Earlier this year, after Gao Lufeng met Travis Vander Zanden, chief executive of Bird, Narnbos electric scooters began to appear in cities such as Los Angeles and Austin. More customers are queuing up for delivery, including traditional car manufacturers. Narnbo sells electric scooters to Spin, a recently acquired scooter by Ford, and Gao says he also supplies Lyft and Uber.

Picture: A city manager in San Francisco is putting a shared electric scooter on a truck in Lime.

Competitors are flooding into the unproven electric scooter sharing market, which means operators are putting pressure on suppliers to produce longer-lived scooters that can maintain performance in the rain and have their own features. If almost everyone who wants to launch electric scooter sharing services turns to Narnbo, operators will find that relying on the same ordinary manufacturer is a weakness. When everyone buys electric scooters from the same place, its hard for any company to claim that they have better products.

At present, Lime works among multiple suppliers. While it signed a new order with one supplier, another supplier is producing a new batch of electric scooters for it. Joe Kraus, Limes chief operating officer, said Lime had only used it to fill some market gaps before breaking up with Narnbo. Its hard to get enough electric scooters.

Thomas Yao, partner of IMO Ventures, a venture capital firm investing in Lime, believes that the electric scooter market is still struggling to cope with the shortage of supply. But as Narnbo faces new competition, these shortages may ease. Yao said there are still four high quality electric scooter suppliers in China, but he declined to give specific names. He said Narnbo still has the best product design capability and has an advantage in making small electric scooters capable of driving long distances or coping with bad weather.

Lehang World, a competitor in Shenzhen, China, said its electric scooter production grew fivefold last year. According to Zhou Wei, chief executive of Lehang World, the capacity of the two factories is about 120,000 vehicles per month. In its office on the 18th floor, there is a small room showing the companys series of electric bicycles, which look like Narnbos products. Happy World even reached an agreement with Shane Chen to build his Solowheel electric scooter.

As a smaller supplier, Zhou Wei said he preferred to tailor-made electric scooters to the needs of customers and add LED lights to the front of the car. His scooter has water-proof properties up to a meter deep, which is a useful feature for a product that is easily abandoned in public waterways. Zhou Wei said he had recently signed agreements with European and Brazilian electric scooter operators Movo and Yellow, and that next year he would work with Bird and Lime.
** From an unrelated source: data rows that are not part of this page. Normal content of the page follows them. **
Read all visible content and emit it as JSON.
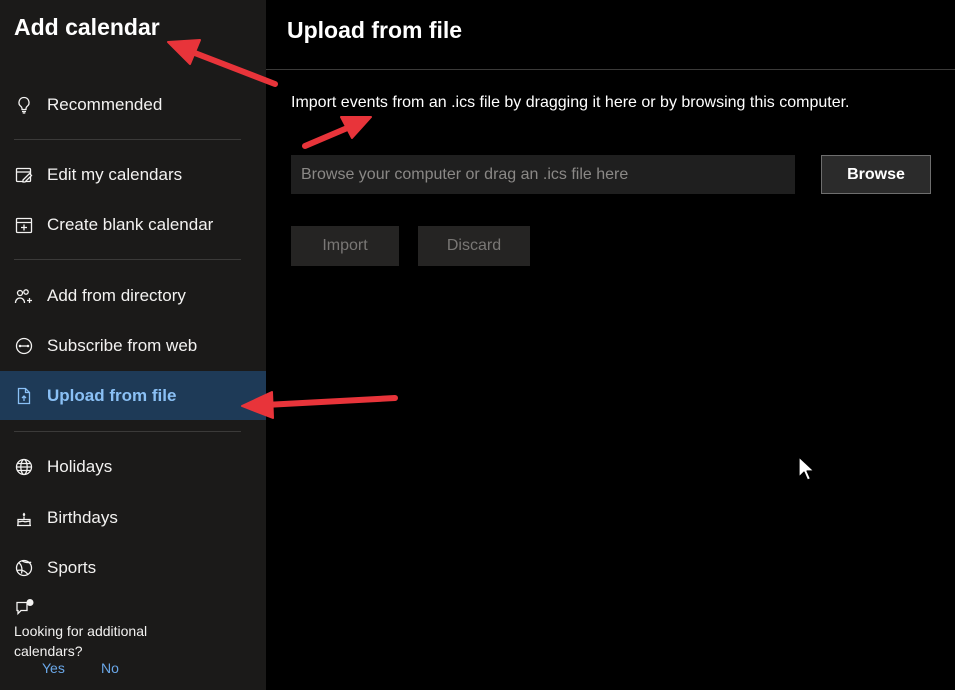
{
  "sidebar": {
    "title": "Add calendar",
    "items": [
      {
        "label": "Recommended",
        "icon": "lightbulb-icon"
      },
      {
        "label": "Edit my calendars",
        "icon": "edit-calendar-icon"
      },
      {
        "label": "Create blank calendar",
        "icon": "add-calendar-icon"
      },
      {
        "label": "Add from directory",
        "icon": "people-add-icon"
      },
      {
        "label": "Subscribe from web",
        "icon": "link-circle-icon"
      },
      {
        "label": "Upload from file",
        "icon": "file-upload-icon",
        "active": true
      },
      {
        "label": "Holidays",
        "icon": "globe-icon"
      },
      {
        "label": "Birthdays",
        "icon": "cake-icon"
      },
      {
        "label": "Sports",
        "icon": "sports-ball-icon"
      }
    ],
    "feedback": {
      "text": "Looking for additional calendars?",
      "yes": "Yes",
      "no": "No"
    }
  },
  "main": {
    "title": "Upload from file",
    "instructions": "Import events from an .ics file by dragging it here or by browsing this computer.",
    "file_input_placeholder": "Browse your computer or drag an .ics file here",
    "browse_label": "Browse",
    "import_label": "Import",
    "discard_label": "Discard"
  },
  "colors": {
    "sidebar_bg": "#1b1a19",
    "active_bg": "#1e3a57",
    "active_text": "#8ac0f5",
    "link": "#6aa7e8",
    "annotation_arrow": "#e8343a"
  }
}
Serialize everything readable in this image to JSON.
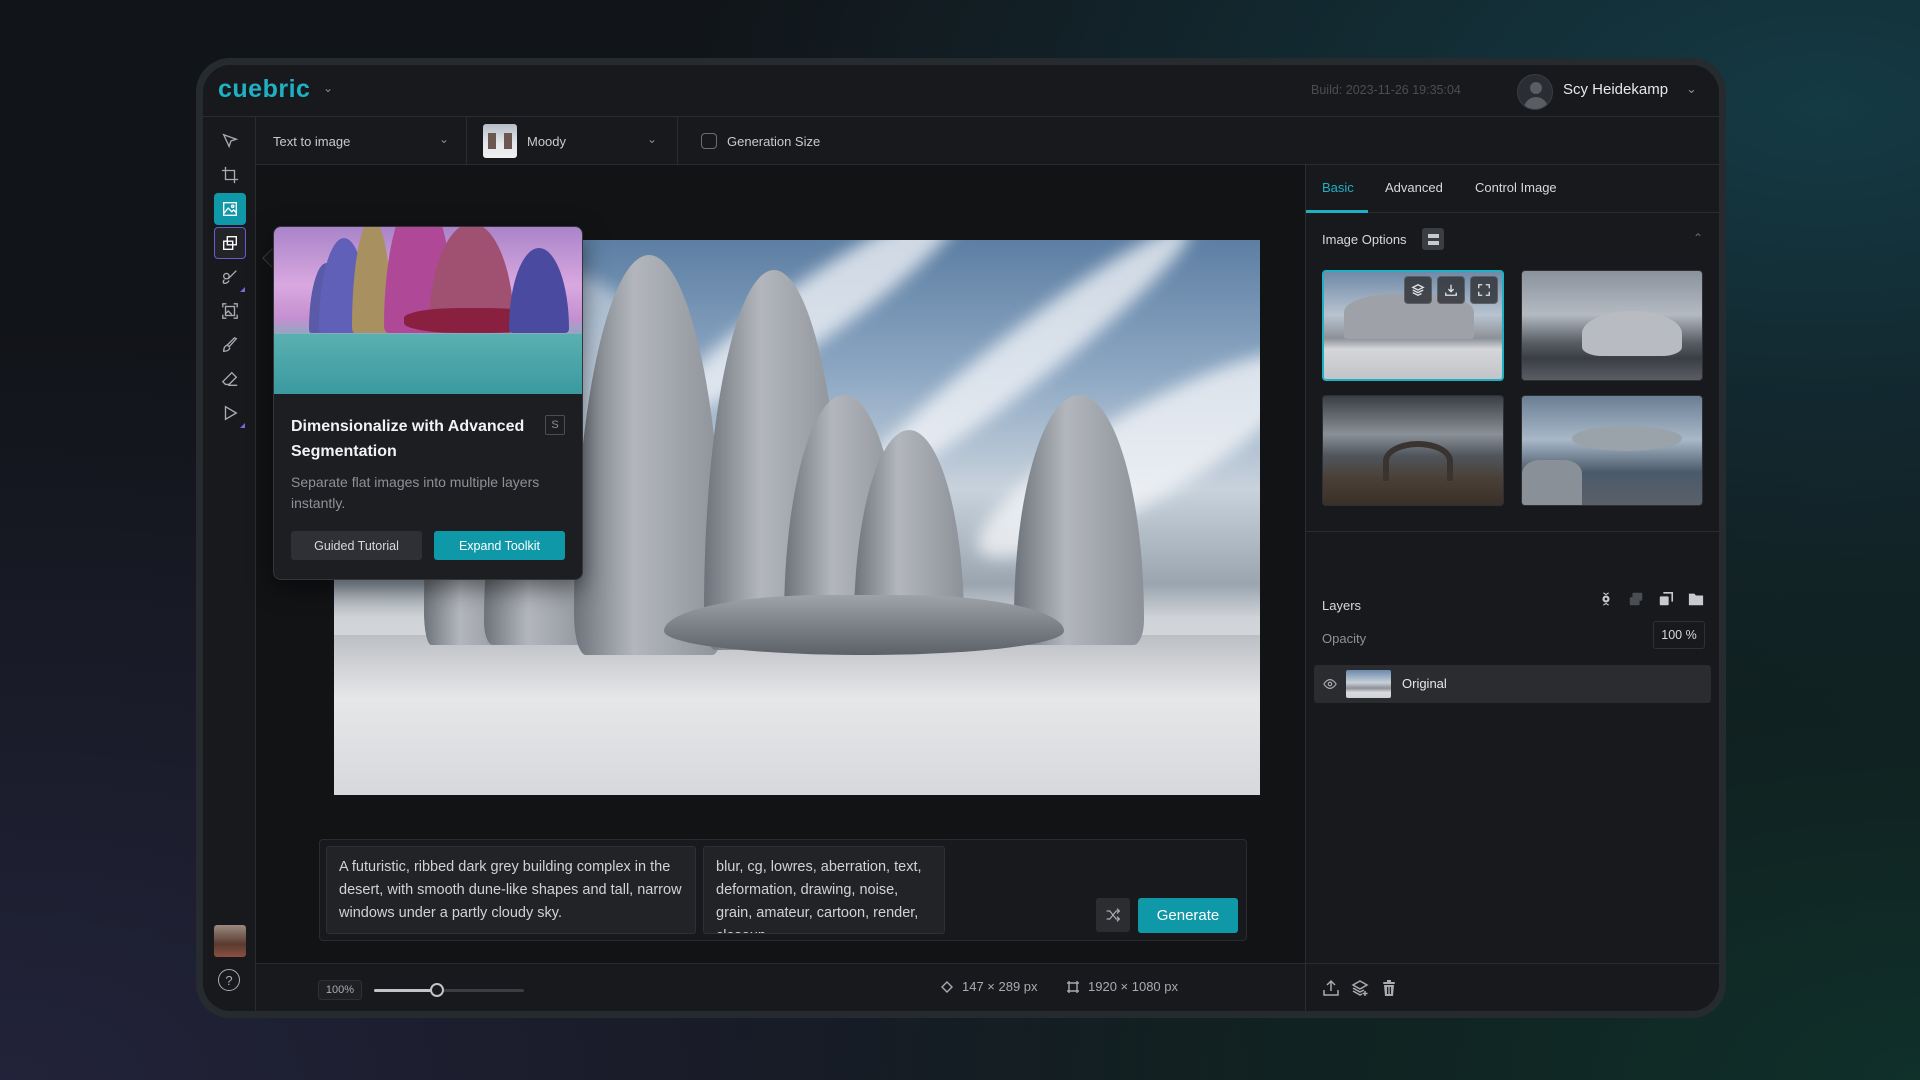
{
  "app": {
    "logo": "cuebric",
    "build": "Build: 2023-11-26 19:35:04",
    "user": {
      "name": "Scy Heidekamp"
    }
  },
  "toolbar": {
    "mode": "Text to image",
    "style": "Moody",
    "generation_size_label": "Generation Size",
    "generation_size_checked": false
  },
  "tools": [
    {
      "name": "select",
      "icon": "cursor-arrow-icon"
    },
    {
      "name": "crop",
      "icon": "crop-icon"
    },
    {
      "name": "generate-image",
      "icon": "image-generate-icon",
      "state": "active"
    },
    {
      "name": "segmentation",
      "icon": "layers-copy-icon",
      "state": "selected"
    },
    {
      "name": "inpaint",
      "icon": "paint-brush-icon"
    },
    {
      "name": "outpaint",
      "icon": "image-frame-icon"
    },
    {
      "name": "brush",
      "icon": "brush-icon"
    },
    {
      "name": "eraser",
      "icon": "eraser-icon"
    },
    {
      "name": "play",
      "icon": "play-icon"
    }
  ],
  "popover": {
    "title": "Dimensionalize with Advanced Segmentation",
    "shortcut": "S",
    "description": "Separate flat images into multiple layers instantly.",
    "secondary_button": "Guided Tutorial",
    "primary_button": "Expand Toolkit"
  },
  "prompt": {
    "positive": "A futuristic, ribbed dark grey building complex in the desert, with smooth dune-like shapes and tall, narrow windows under a partly cloudy sky.",
    "negative": "blur, cg, lowres, aberration, text, deformation, drawing, noise, grain, amateur, cartoon, render, closeup",
    "generate_label": "Generate"
  },
  "status": {
    "zoom": "100%",
    "zoom_level": 0.42,
    "selection_size": "147 × 289 px",
    "canvas_size": "1920 × 1080 px"
  },
  "right_panel": {
    "tabs": [
      {
        "label": "Basic",
        "active": true
      },
      {
        "label": "Advanced",
        "active": false
      },
      {
        "label": "Control Image",
        "active": false
      }
    ],
    "image_options_title": "Image Options",
    "gallery": [
      {
        "desc": "ribbed dune buildings in desert",
        "selected": true
      },
      {
        "desc": "domed shell building on rocky ground",
        "selected": false
      },
      {
        "desc": "arched ribbed structure under storm clouds",
        "selected": false
      },
      {
        "desc": "floating saucer-like structure over rocks",
        "selected": false
      }
    ],
    "gallery_actions": [
      "add-to-layers",
      "download",
      "fullscreen"
    ],
    "layers_title": "Layers",
    "opacity_label": "Opacity",
    "opacity_value": "100 %",
    "layers": [
      {
        "name": "Original",
        "visible": true
      }
    ]
  }
}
More suppliers mean lower prices, but diversification of production has not produced the perfect effect for Lime. Last November, an electric scooter made by Okai, a Chinese company, began to break and Lime had to recall it. In a statement, Okay said Limes claim that there were defects in its electric scooters was arbitrary and groundless.

Narnbo blames such problems on poorly equipped imitators. Thats the status quo, Gao Lufeng said. When others see that this may be a profitable business, they want to rush in. But he also does not think that Narnbos existing products will continue to be popular in the future. He is developing a bigger electric car and a product that can fly in the air. Narnbo is also developing an automated delivery robot for China Electronic Commerce Corp.

Perhaps one of these new products will become a future car. Or not. The present scene reminds Gaolufeng of how fast the business is changing. There is a familiar sight here: ofo and Mobais bicycles are lined up, and the good fortune of sharing bicycles is no longer there.

On weekdays, outside Narnbos office, several shared bicycles lay on the ground in a horizon without any attention. (Han Bing)

Source: Responsible Editor of Netease Science and Technology Report: Wang Fengzhi_NT2541